A second downfall to overcast skies and film cameras included the flat nature of the finished product. No contrast, and general, multidirectional light led to a very two-dimensional, washed shot where faces and smiles seemed to loose some luster and flattery. Add color to the mix and you have a color temperature consideration too. When dealing with film, many of these aspects must be addressed in/on the camera or be lost in the final shot.
So, what has changed since my college years all those centuries ago? The progressive transition from film to digital, of course! Where there was once fixed film speeds on entire rolls of film, there is now the ability to change speeds between shots. And where there was once a low-contrast image with a handful of enlarger filters and papers to work with (just go with me on this one, you don’t need to know technical details), there is now computer software with infinite options. You can even adjust the color temperature too!

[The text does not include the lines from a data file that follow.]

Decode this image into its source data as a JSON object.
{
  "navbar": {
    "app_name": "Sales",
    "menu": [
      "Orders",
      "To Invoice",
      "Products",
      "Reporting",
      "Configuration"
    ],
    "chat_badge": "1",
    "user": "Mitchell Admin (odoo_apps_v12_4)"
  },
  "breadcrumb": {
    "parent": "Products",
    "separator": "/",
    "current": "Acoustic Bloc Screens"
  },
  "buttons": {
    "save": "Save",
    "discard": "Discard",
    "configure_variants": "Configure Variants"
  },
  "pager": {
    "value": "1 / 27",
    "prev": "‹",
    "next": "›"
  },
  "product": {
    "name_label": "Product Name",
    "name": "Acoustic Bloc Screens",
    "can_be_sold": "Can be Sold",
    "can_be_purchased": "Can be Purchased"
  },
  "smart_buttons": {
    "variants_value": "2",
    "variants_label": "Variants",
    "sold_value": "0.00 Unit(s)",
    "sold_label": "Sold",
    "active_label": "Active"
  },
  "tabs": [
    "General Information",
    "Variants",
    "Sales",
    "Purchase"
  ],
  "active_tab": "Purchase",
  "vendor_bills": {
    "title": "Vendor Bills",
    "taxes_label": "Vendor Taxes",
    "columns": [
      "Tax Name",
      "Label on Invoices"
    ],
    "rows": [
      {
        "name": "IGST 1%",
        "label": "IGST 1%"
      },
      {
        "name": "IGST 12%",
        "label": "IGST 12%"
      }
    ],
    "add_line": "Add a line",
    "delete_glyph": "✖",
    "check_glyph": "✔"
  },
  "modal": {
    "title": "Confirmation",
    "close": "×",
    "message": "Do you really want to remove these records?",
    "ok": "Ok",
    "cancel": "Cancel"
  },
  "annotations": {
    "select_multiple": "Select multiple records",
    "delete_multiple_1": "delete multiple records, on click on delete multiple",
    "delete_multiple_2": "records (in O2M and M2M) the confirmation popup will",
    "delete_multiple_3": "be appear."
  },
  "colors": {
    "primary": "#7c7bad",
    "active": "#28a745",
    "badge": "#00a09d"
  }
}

Its seems almost blasphemy to type such things. Along with the caution against shooting under cloudy skies, I don’t think we were even allowed to think about the aid of computer software in class. It was impractical to apply graphics software to our silver-grain emulsion photography (and I don’t even want to think of the wrath I would have incurred had I brought in a computer printout of my assignment). In fact, I even recall getting into a few, somewhat heated, arguments with a forward-thinking friend of mine about how I could not simply use Photoshop on my photos.
But, to be fair, digital photography was not at its best back then and this was to say nothing of the laughable quality of household printers when it came to photographs. Digital photography, as a whole, has become much, much better since those days and computer software offers quite a bit more flexibility when it comes to the film taboos of old. Gray need no longer result in flat photos and Western Kentucky weather need no longer be a session scheduling nightmare.

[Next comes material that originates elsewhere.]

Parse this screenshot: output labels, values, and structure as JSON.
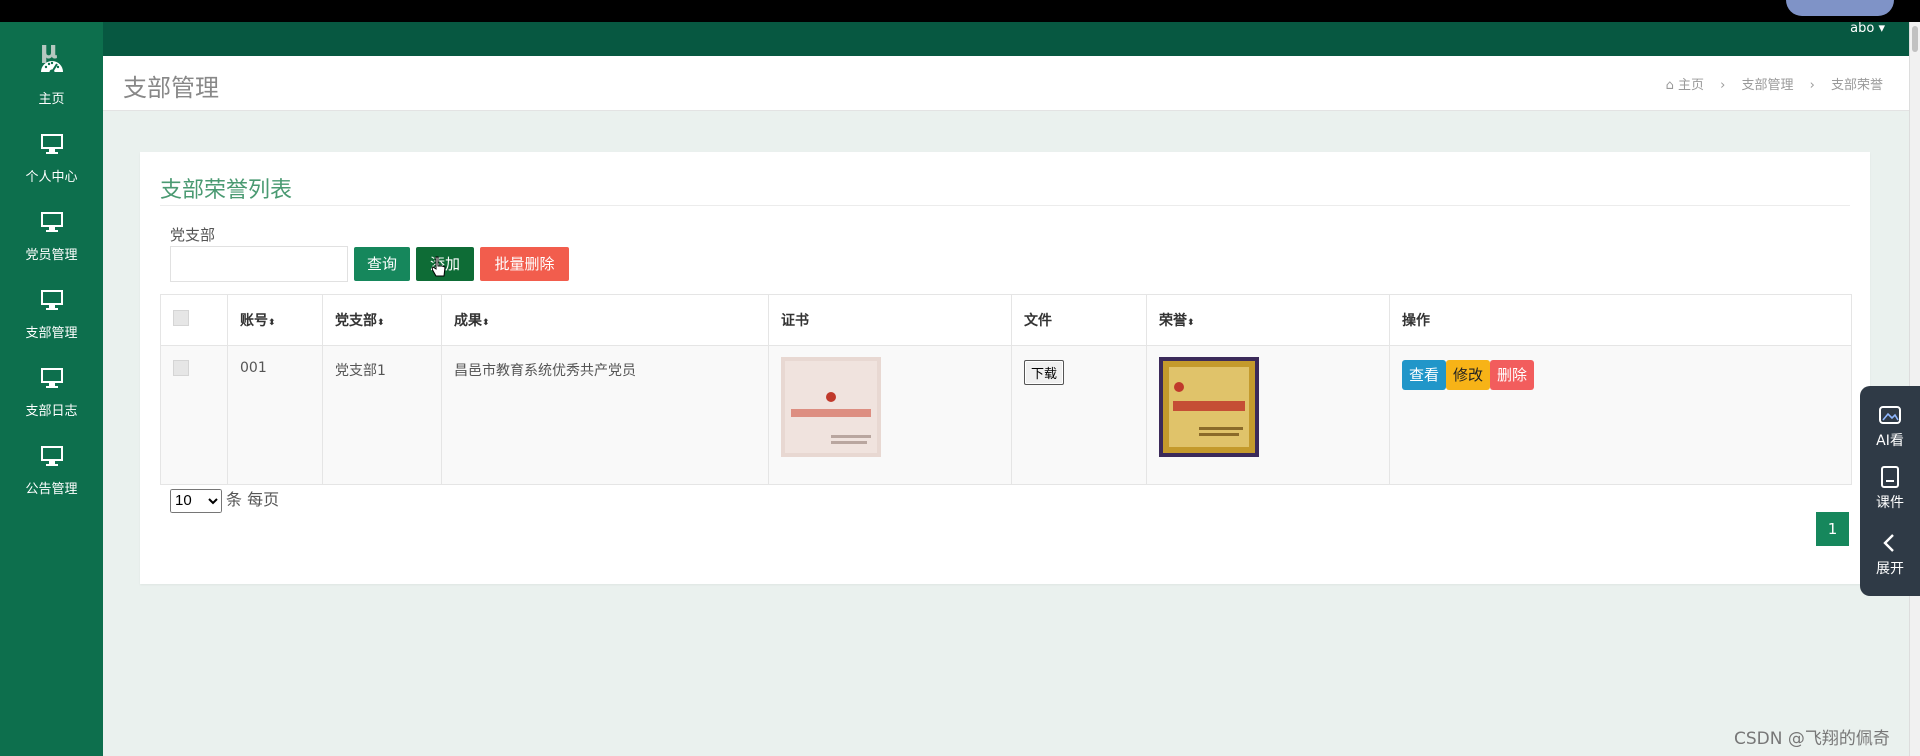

So, to the gray, I ask for “cheese” because overcast skies are no reason to miss a good shot. Unless, of course, it is raining…But then again, for a pretty penny more, one can sidestep that taboo as well.